[84] MT Book 10, The Book of Cleanness, Sefer Taharah; Treatise 5 on Other Fathers of Uncleanness, Chapter 5, sec 2 (page 270Y).

[85] MT Book 10, The Book of Cleanness, Sefer Taharah; Treatise 5 on Other Fathers of Uncleanness, Chapter 5, sec 1 (pages 269-270Y)

[86] MT Book 10, The Book of Cleanness, Sefer Taharah; Treatise 5 on Other Fathers of Uncleanness, Chapter 5, sec 4 (page 270Y)

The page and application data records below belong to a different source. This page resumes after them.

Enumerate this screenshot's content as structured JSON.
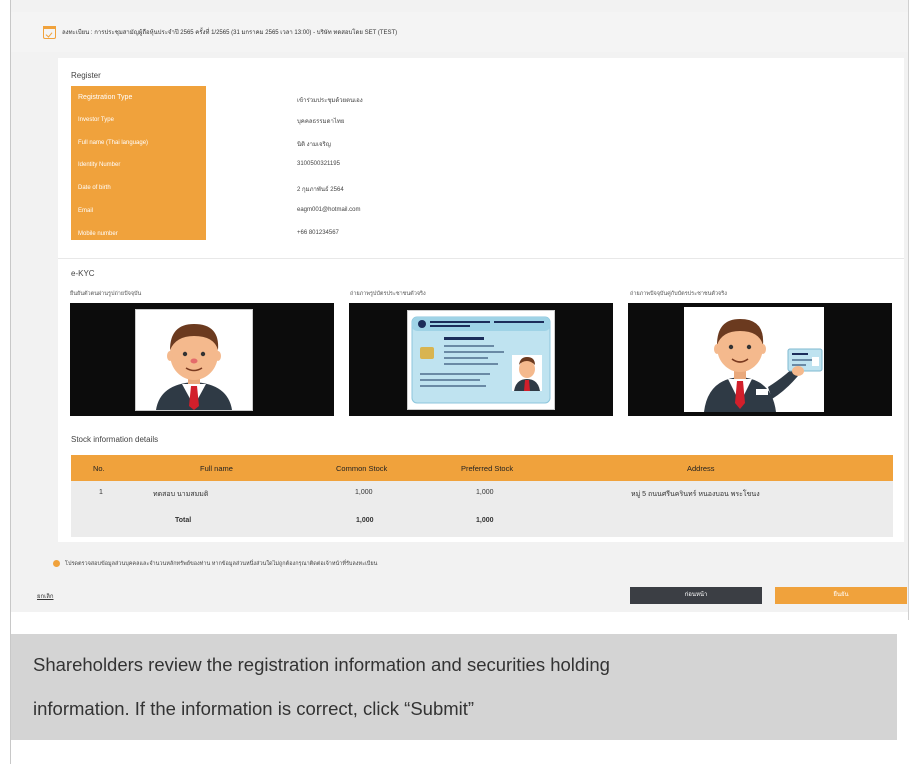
{
  "header": {
    "text": "ลงทะเบียน : การประชุมสามัญผู้ถือหุ้นประจำปี 2565 ครั้งที่ 1/2565 (31 มกราคม 2565 เวลา 13:00) - บริษัท ทดสอบโดย SET (TEST)"
  },
  "register": {
    "title": "Register",
    "rows": [
      {
        "label": "Registration Type",
        "value": "เข้าร่วมประชุมด้วยตนเอง"
      },
      {
        "label": "Investor Type",
        "value": "บุคคลธรรมดาไทย"
      },
      {
        "label": "Full name (Thai language)",
        "value": "นิติ งามเจริญ"
      },
      {
        "label": "Identity Number",
        "value": "3100500321195"
      },
      {
        "label": "Date of birth",
        "value": "2 กุมภาพันธ์ 2564"
      },
      {
        "label": "Email",
        "value": "eagm001@hotmail.com"
      },
      {
        "label": "Mobile number",
        "value": "+66 801234567"
      }
    ]
  },
  "ekyc": {
    "title": "e-KYC",
    "panels": [
      {
        "label": "ยืนยันตัวตนผ่านรูปถ่ายปัจจุบัน",
        "image": "face-photo"
      },
      {
        "label": "ถ่ายภาพรูปบัตรประชาชนตัวจริง",
        "image": "id-card-photo"
      },
      {
        "label": "ถ่ายภาพปัจจุบันคู่กับบัตรประชาชนตัวจริง",
        "image": "person-holding-card-photo"
      }
    ]
  },
  "stock": {
    "title": "Stock information details",
    "columns": [
      "No.",
      "Full name",
      "Common Stock",
      "Preferred Stock",
      "Address"
    ],
    "rows": [
      {
        "no": "1",
        "name": "ทดสอบ นามสมมติ",
        "common": "1,000",
        "preferred": "1,000",
        "address": "หมู่ 5 ถนนศรีนครินทร์ หนองบอน พระโขนง"
      }
    ],
    "total": {
      "label": "Total",
      "common": "1,000",
      "preferred": "1,000"
    }
  },
  "note": "โปรดตรวจสอบข้อมูลส่วนบุคคลและจำนวนหลักทรัพย์ของท่าน หากข้อมูลส่วนหนึ่งส่วนใดไม่ถูกต้องกรุณาติดต่อเจ้าหน้าที่รับลงทะเบียน",
  "actions": {
    "cancel": "ยกเลิก",
    "back": "ก่อนหน้า",
    "submit": "ยืนยัน"
  },
  "caption": {
    "line1": "Shareholders review the registration information and securities holding",
    "line2": "information. If the information is correct, click “Submit”"
  },
  "colors": {
    "accent": "#f0a23c",
    "dark_button": "#3b3e44",
    "caption_bg": "#d4d4d4"
  }
}
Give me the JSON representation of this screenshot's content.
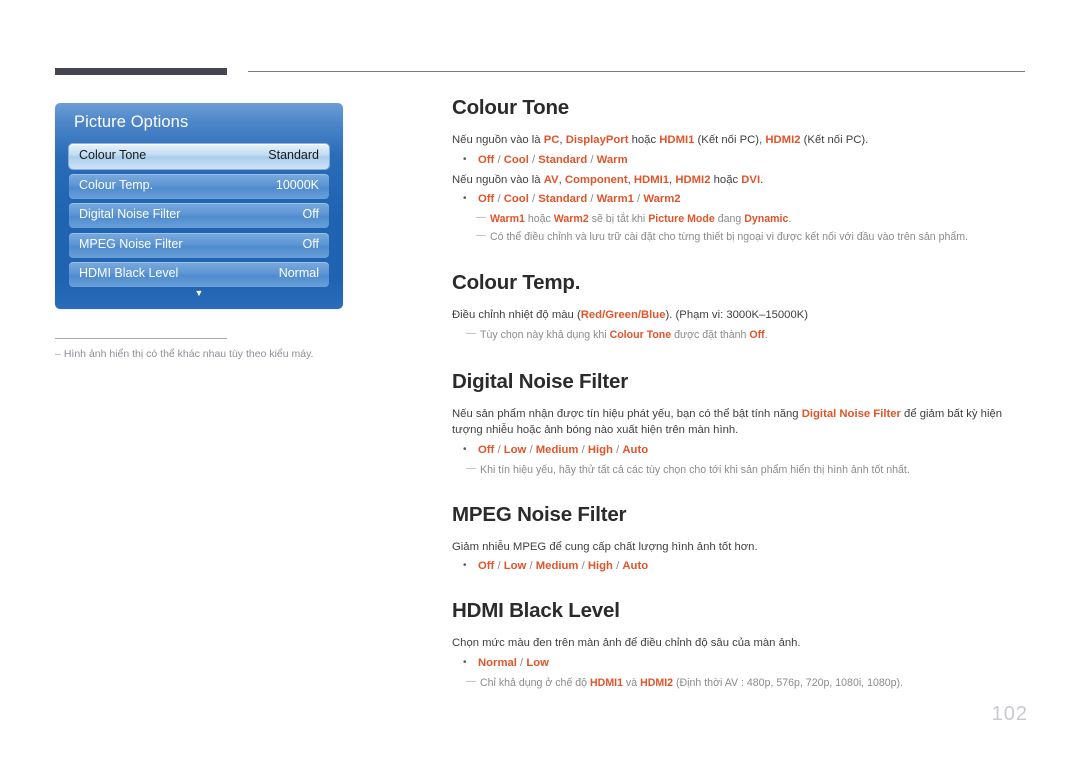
{
  "header": {
    "rule_dark_color": "#45454f",
    "rule_thin_color": "#7a7a84"
  },
  "osd": {
    "title": "Picture Options",
    "scroll_down_icon": "chevron-down-icon",
    "rows": [
      {
        "label": "Colour Tone",
        "value": "Standard",
        "selected": true
      },
      {
        "label": "Colour Temp.",
        "value": "10000K",
        "selected": false
      },
      {
        "label": "Digital Noise Filter",
        "value": "Off",
        "selected": false
      },
      {
        "label": "MPEG Noise Filter",
        "value": "Off",
        "selected": false
      },
      {
        "label": "HDMI Black Level",
        "value": "Normal",
        "selected": false
      }
    ],
    "caption_dash": "–",
    "caption": "Hình ảnh hiển thị có thể khác nhau tùy theo kiểu máy."
  },
  "colors": {
    "accent_orange": "#e2542a",
    "body_text": "#3f3f3f",
    "note_text": "#8b8b8b",
    "heading": "#2b2b2b",
    "osd_blue": "#1f63b1",
    "page_number": "#c9c9cf"
  },
  "sections": {
    "colour_tone": {
      "heading": "Colour Tone",
      "p1_a": "Nếu nguồn vào là ",
      "p1_pc": "PC",
      "p1_b": ", ",
      "p1_displayport": "DisplayPort",
      "p1_c": " hoặc ",
      "p1_hdmi1": "HDMI1",
      "p1_d": " (Kết nối PC), ",
      "p1_hdmi2": "HDMI2",
      "p1_e": " (Kết nối PC).",
      "bullet1": "Off / Cool / Standard / Warm",
      "p2_a": "Nếu nguồn vào là ",
      "p2_av": "AV",
      "p2_b": ", ",
      "p2_component": "Component",
      "p2_c": ", ",
      "p2_hdmi1": "HDMI1",
      "p2_d": ", ",
      "p2_hdmi2": "HDMI2",
      "p2_e": "  hoặc ",
      "p2_dvi": "DVI",
      "p2_f": ".",
      "bullet2": "Off / Cool / Standard / Warm1 / Warm2",
      "note1_warm1": "Warm1",
      "note1_a": " hoặc ",
      "note1_warm2": "Warm2",
      "note1_b": " sẽ bị tắt khi ",
      "note1_picturemode": "Picture Mode",
      "note1_c": " đang ",
      "note1_dynamic": "Dynamic",
      "note1_d": ".",
      "note2": "Có thể điều chỉnh và lưu trữ cài đặt cho từng thiết bị ngoại vi được kết nối với đầu vào trên sản phẩm."
    },
    "colour_temp": {
      "heading": "Colour Temp.",
      "p1_a": "Điều chỉnh nhiệt độ màu (",
      "p1_rgb": "Red/Green/Blue",
      "p1_b": "). (Phạm vi: 3000K–15000K)",
      "note1_a": "Tùy chọn này khả dụng khi ",
      "note1_colourtone": "Colour Tone",
      "note1_b": " được đặt thành ",
      "note1_off": "Off",
      "note1_c": "."
    },
    "digital_noise_filter": {
      "heading": "Digital Noise Filter",
      "p1_a": "Nếu sản phẩm nhận được tín hiệu phát yếu, bạn có thể bật tính năng ",
      "p1_dnf": "Digital Noise Filter",
      "p1_b": " để giảm bất kỳ hiện tượng nhiễu hoặc ảnh bóng nào xuất hiện trên màn hình.",
      "bullet1": "Off / Low / Medium / High / Auto",
      "note1": "Khi tín hiệu yếu, hãy thử tất cả các tùy chọn cho tới khi sản phẩm hiển thị hình ảnh tốt nhất."
    },
    "mpeg_noise_filter": {
      "heading": "MPEG Noise Filter",
      "p1": "Giảm nhiễu MPEG để cung cấp chất lượng hình ảnh tốt hơn.",
      "bullet1": "Off / Low / Medium / High / Auto"
    },
    "hdmi_black_level": {
      "heading": "HDMI Black Level",
      "p1": "Chọn mức màu đen trên màn ảnh để điều chỉnh độ sâu của màn ảnh.",
      "bullet1": "Normal / Low",
      "note1_a": "Chỉ khả dụng ở chế độ ",
      "note1_hdmi1": "HDMI1",
      "note1_b": " và ",
      "note1_hdmi2": "HDMI2",
      "note1_c": " (Định thời AV : 480p, 576p, 720p, 1080i, 1080p)."
    }
  },
  "page_number": "102"
}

[87] MT Book 10, The Book of Cleanness, Sefer Taharah; Treatise 5 on Other Fathers of Uncleanness, Chapter 5, sec 5 (page 270Y)

[88] MT Book 10, The Book of Cleanness, Sefer Taharah; Treatise 5 on Other Fathers of Uncleanness, Chapter 5, sec 9 (page 271Y)

[89] MT Book 10, The Book of Cleanness, Sefer Taharah; Treatise 5 on Other Fathers of Uncleanness, Chapter 5, sec 19 (page 273Y)

[90] MT Book 10, The Book of Cleanness, Sefer Taharah; Treatise 5 on Other Fathers of Uncleanness, Chapter 5, sec 10 (page 271Y)

[91] MT Book 10, The Book of Cleanness, Sefer Taharah; Treatise 5 on Other Fathers of Uncleanness, Chapter 5, secs 11-13 (page 272Y)

[92] MT Book 10, The Book of Cleanness, Sefer Taharah; Treatise 5 on Other Fathers of Uncleanness, Chapter 5, sec 16 (page 273Y)

[93] MT Book 10, The Book of Cleanness, Sefer Taharah; Treatise 4 on Couch and Seat Uncleanness, Chapter 2, sec 10 (pages 212-213Y)

[94] MT Book 10, The Book of Cleanness, Sefer Taharah; Treatise 5 on Other Fathers of Uncleanness, Chapter 5, sec 17 (page 273Y)